Edited by Megan McCullough and Jessica Hardin
Afterword by Stephen T. McGarvey
Volume 2, Food, Nutrition, and Culture
“This is not a book that seeks to discredit health research and leave others to do the work of finding a better way to conduct it; rather, it aims to improve health research by providing useful avenues for critique and suggestions for ways forward. In this sense, it works as a very practical guide for those working in the health professions, whether as researchers or healthcare providers, to better understand “obesity” and “overweight” and, importantly, fat people in social and environmental context… it makes a welcome and necessary intervention into the business of health research, provision, and discourse, as well as its public reception.” · Fat Studies Journal
Sowing Dissent and Reclaiming Identity in a Japanese Farming Village
Donald C. Wood
Volume 7, Asian Anthropologies
“In his densely detailed, long-term study of Ogata-mura, Wood has taken us a lifetime away from the first studies of Japanese villages carried out by foreigners in the 1930s and 1950s… Wood presents an excellent analysis of the conflict between the view held by some residents that farming is a way of life and the conviction by others that it is a business like any other. The authorities have proved remarkably tone-deaf to the implications of this contrast, not only in Ogata-mura, but on the national level as well. Wood is able to provide a degree of detail that most ethnographers would envy.” · Asian Anthropology
BLOOD AND KINSHIP
Matter for Metaphor from Ancient Rome to the Present
Edited by Christopher H. Johnson, Bernhard Jussen, David Warren Sabean, and Simon Teuscher
“This is a book of astonishing quality, comprising a wealth of outstanding studies that underline the various shifts and mutations that took place mostly in the late medieval and late modern periods.

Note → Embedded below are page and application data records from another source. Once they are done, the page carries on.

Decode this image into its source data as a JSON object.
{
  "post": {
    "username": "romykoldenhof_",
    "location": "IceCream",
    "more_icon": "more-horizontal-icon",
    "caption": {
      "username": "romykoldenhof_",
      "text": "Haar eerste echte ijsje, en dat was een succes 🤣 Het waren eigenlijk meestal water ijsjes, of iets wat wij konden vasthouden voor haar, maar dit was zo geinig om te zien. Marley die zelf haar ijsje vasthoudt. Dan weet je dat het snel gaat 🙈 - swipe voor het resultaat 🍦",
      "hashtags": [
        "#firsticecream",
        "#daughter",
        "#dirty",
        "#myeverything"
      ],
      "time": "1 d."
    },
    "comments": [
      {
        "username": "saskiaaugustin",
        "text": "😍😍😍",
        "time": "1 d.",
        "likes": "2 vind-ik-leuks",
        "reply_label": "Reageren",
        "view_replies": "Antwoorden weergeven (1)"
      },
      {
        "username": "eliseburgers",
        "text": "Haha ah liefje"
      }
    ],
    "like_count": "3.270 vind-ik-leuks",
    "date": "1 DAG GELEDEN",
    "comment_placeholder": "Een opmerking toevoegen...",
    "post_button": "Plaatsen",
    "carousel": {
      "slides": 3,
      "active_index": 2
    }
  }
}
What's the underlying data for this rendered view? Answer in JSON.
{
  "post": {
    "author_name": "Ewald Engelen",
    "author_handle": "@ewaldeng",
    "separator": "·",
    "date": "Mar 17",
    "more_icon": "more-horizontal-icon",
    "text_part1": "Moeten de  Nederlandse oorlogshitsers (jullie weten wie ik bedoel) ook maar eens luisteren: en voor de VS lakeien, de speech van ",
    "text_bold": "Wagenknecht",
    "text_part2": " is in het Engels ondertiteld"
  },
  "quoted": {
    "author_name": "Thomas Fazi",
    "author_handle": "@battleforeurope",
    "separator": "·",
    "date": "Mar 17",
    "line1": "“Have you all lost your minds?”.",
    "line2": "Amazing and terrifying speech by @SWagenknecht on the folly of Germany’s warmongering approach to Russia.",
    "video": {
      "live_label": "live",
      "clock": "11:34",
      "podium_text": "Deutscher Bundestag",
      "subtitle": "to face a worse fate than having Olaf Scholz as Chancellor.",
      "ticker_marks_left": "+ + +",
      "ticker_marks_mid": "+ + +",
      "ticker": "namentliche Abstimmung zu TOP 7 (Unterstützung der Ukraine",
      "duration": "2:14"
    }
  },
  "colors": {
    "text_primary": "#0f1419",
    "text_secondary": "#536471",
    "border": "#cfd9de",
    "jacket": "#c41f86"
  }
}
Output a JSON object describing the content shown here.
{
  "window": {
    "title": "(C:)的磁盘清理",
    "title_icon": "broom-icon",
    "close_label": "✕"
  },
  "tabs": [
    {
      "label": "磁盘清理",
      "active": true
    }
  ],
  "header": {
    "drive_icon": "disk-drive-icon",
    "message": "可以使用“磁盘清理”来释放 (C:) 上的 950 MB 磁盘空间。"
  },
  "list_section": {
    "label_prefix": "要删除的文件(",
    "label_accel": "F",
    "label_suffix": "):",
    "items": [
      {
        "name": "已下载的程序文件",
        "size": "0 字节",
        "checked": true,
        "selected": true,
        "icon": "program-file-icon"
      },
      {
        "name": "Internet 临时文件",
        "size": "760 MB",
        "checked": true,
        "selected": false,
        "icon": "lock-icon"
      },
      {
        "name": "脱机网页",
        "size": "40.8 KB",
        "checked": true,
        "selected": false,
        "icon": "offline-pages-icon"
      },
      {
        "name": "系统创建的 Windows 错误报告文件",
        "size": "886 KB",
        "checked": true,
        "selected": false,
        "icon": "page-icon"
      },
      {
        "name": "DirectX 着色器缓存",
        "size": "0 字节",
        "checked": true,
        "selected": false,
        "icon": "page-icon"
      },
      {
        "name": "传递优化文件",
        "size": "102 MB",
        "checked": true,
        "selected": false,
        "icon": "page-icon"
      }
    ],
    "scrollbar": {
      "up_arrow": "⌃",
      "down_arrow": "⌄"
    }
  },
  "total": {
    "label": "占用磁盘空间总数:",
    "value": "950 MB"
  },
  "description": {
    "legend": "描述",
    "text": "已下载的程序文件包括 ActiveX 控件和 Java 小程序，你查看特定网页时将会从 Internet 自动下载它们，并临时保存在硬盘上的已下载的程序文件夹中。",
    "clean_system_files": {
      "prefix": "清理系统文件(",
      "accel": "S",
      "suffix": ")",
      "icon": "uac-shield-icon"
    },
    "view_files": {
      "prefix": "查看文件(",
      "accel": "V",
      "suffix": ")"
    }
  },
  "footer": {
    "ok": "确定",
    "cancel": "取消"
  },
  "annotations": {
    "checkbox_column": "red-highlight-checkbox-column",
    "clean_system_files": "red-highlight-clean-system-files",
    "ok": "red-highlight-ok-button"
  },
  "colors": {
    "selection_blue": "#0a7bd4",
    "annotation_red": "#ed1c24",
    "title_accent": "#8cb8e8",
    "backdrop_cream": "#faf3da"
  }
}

It is true that issues of gender could play a more prevalent role and that discourses and semantic issues are largely privileged over visual matters, cultural practices, and material culture, but rather than a critique this is an invitation for further investigations on those aspects. In any case, those limitations certainly do not make this book less inspiring and pioneering regarding the history of the blood metaphor and its shifting meanings.” · Contributions to the History of Concepts
WIND OVER WATER
Migration in an East Asian Context
Edited by David W. Haines, Keiko Yamanaka, and Shinji Yamashita
“Wind Over Water is the most up-to-date edited compilation on migration in East Asia, successfully raises a range of theoretical and methodological issues, and shines the spotlight on new fields of inquiry that will surely spur further research.” · International Migration Review
“In sixteen substantive chapters, this collection presents a dramatic picture of the diversity of Asian mobility…all the studies are worth reading…[They offer] an introductory overview, which should whet the reader’s appetite to explore the themes further.” · The Journal of Asian Studies
SHARING THE SACRA
The Politics and Pragmatics of Intercommunal Relations around Holy Places
Edited by Glenn Bowman
“Using ethnographic and historical approaches, the chapters in this book show that [contrary to what is often believed] religious spaces are frequently peacefully shared by different religious groups…and reveal how inter-faith and inter-religious discursive formations are produced..by believers, state officials, and transnational institutions. Thus the volume provides important theoretical and methodological tools for an anthropology of inter-religious relations.” · Journal of the Royal Anthropological Institute
Spaces, Places and Structures
Carolin Funck and Malcolm Cooper
“The volume’s scope suggests how daunting the editors’ task was, and they do a credible job, addressing issues ranging from governmental policy to heritage tourism to the possibilities of virtual tourism in the 21st century. This is a good introduction to the subject… what the authors do accomplish is significant, particularly for comparative tourism studies…Highly recommended.” · Choice